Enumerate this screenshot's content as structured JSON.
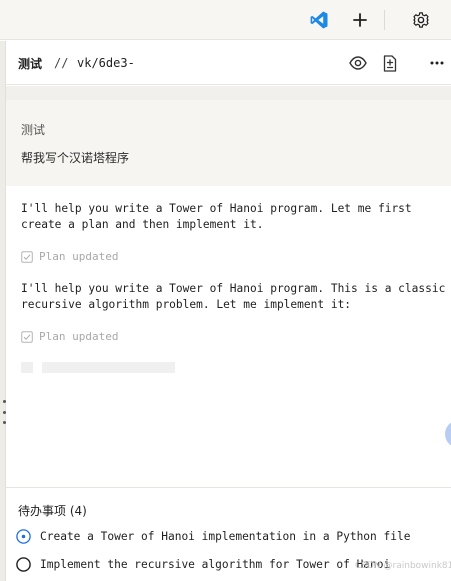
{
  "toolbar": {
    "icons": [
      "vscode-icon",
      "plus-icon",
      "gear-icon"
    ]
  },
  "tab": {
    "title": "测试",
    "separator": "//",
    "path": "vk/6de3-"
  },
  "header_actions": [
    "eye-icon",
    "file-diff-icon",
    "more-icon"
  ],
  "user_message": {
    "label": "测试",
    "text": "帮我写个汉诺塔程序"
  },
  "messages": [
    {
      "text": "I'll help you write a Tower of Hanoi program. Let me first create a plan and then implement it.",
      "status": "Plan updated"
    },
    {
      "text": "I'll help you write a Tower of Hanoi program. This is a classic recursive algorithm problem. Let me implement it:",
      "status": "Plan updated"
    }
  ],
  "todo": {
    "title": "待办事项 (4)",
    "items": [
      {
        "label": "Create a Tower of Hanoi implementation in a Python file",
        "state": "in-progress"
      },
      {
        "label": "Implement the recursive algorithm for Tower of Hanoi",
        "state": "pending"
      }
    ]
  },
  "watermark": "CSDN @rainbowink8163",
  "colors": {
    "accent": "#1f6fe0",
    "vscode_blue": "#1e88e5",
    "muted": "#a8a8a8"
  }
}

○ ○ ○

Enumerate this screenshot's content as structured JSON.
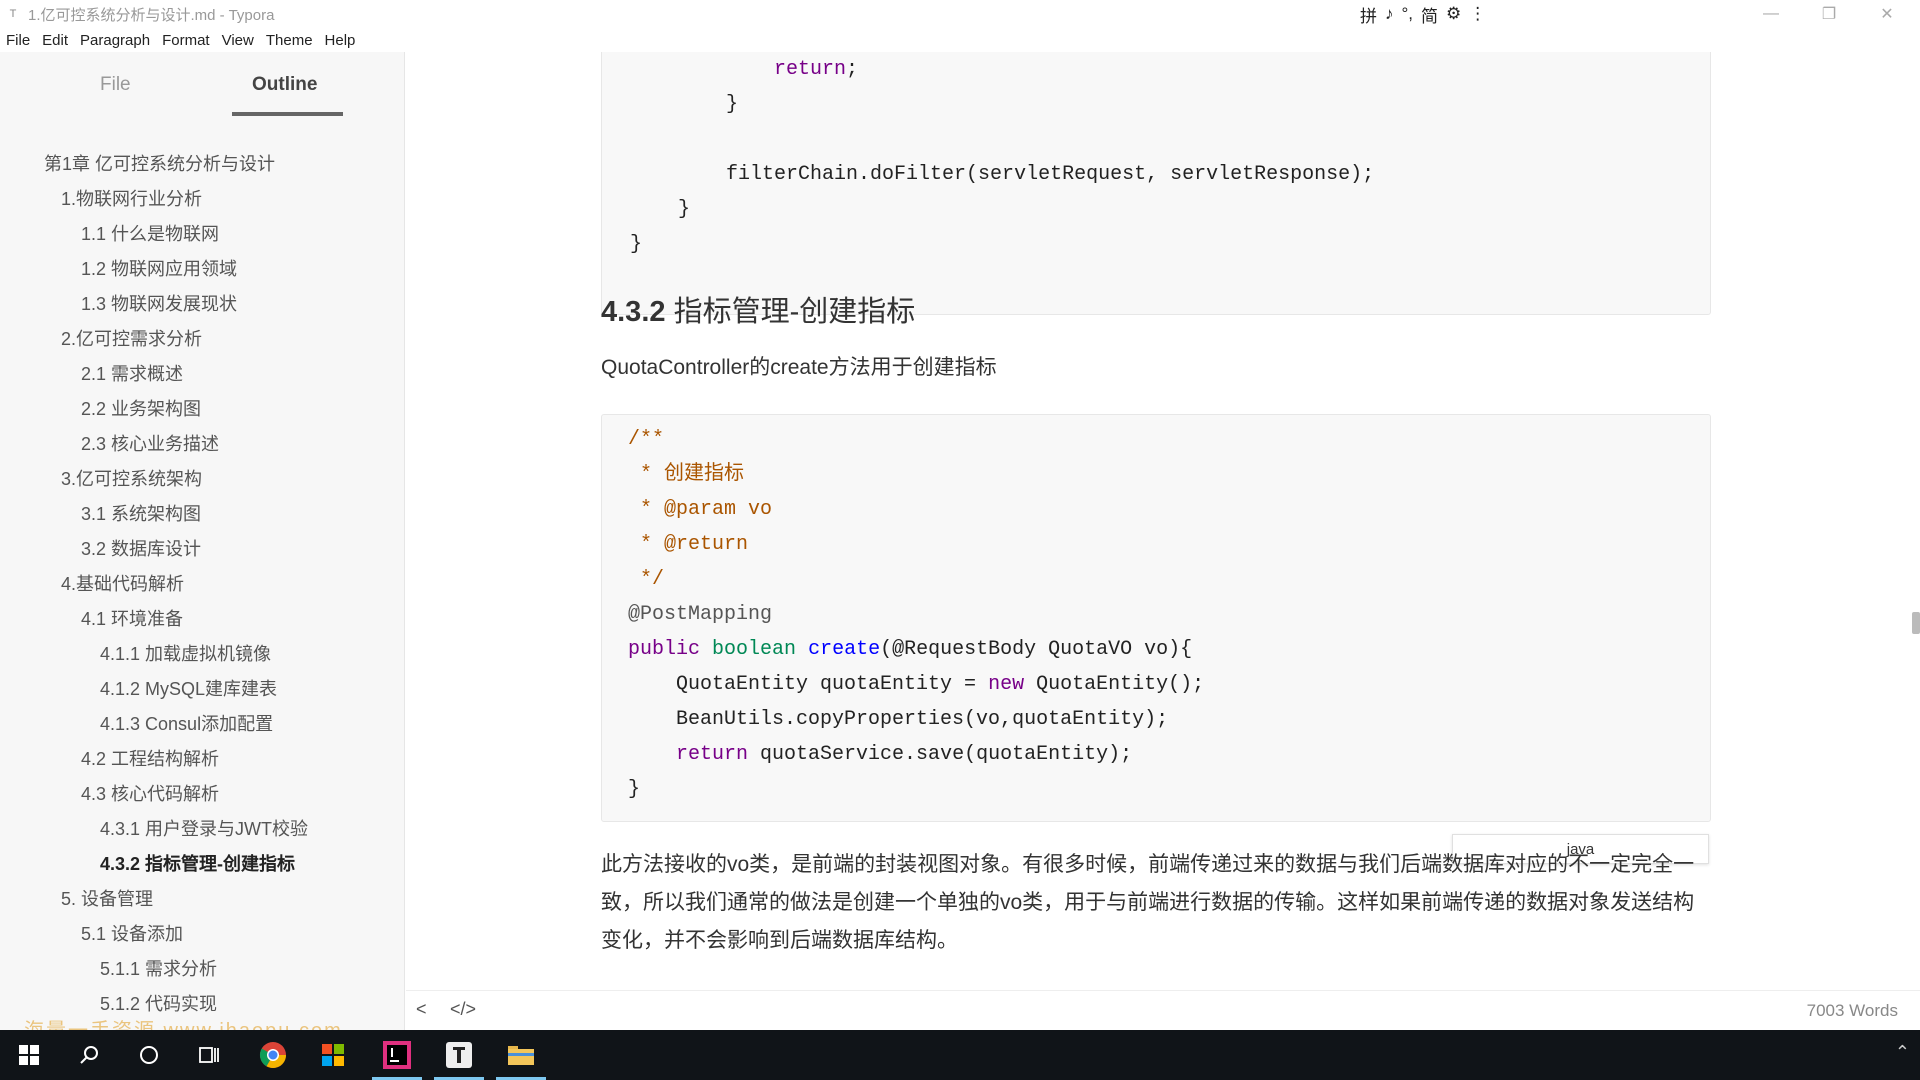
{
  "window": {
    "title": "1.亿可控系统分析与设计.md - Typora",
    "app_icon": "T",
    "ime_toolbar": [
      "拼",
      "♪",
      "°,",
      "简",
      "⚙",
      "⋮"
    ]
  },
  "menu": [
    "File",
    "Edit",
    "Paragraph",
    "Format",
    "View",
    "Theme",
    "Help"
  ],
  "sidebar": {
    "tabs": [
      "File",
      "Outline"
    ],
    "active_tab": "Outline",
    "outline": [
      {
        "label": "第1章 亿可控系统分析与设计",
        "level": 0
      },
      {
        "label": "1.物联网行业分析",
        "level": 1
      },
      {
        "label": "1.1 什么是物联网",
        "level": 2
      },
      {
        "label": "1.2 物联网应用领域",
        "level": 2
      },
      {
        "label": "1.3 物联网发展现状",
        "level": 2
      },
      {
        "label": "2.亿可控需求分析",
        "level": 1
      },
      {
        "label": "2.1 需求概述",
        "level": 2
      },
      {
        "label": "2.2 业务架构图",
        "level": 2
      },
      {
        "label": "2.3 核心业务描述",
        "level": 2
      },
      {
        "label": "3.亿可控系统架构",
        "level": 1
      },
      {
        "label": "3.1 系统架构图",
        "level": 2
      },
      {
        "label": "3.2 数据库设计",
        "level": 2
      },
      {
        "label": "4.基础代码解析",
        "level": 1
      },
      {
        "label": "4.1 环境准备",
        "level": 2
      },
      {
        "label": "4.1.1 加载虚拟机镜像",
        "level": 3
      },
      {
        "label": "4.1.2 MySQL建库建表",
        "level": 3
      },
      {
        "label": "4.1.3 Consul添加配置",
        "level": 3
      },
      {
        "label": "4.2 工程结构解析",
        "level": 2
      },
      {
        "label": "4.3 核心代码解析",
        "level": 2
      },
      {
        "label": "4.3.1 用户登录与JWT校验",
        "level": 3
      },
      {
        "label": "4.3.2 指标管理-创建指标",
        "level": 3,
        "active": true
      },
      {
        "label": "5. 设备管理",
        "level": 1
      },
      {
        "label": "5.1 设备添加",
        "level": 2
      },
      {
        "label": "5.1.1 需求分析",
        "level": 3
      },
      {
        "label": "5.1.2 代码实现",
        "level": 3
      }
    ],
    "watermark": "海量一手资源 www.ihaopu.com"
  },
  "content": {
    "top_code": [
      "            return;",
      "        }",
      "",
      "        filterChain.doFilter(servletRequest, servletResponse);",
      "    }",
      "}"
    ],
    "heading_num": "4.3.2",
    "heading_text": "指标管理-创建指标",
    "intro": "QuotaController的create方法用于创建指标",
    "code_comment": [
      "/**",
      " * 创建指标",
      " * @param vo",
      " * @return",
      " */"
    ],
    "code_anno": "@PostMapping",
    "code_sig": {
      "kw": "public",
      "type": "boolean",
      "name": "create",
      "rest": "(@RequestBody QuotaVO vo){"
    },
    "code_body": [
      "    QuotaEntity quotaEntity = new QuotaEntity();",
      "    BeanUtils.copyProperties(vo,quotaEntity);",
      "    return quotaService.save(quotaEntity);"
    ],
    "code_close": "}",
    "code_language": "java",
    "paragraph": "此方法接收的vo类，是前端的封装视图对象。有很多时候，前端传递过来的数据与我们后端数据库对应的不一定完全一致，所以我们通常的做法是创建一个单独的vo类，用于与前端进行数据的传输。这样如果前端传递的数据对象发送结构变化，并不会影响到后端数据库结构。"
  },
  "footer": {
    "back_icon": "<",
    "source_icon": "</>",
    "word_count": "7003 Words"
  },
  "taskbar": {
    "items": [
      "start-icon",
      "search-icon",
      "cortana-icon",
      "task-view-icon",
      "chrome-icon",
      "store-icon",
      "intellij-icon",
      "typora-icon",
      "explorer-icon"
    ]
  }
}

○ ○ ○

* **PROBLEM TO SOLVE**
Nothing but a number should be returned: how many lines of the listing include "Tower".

* **ANSWER BELOW**
4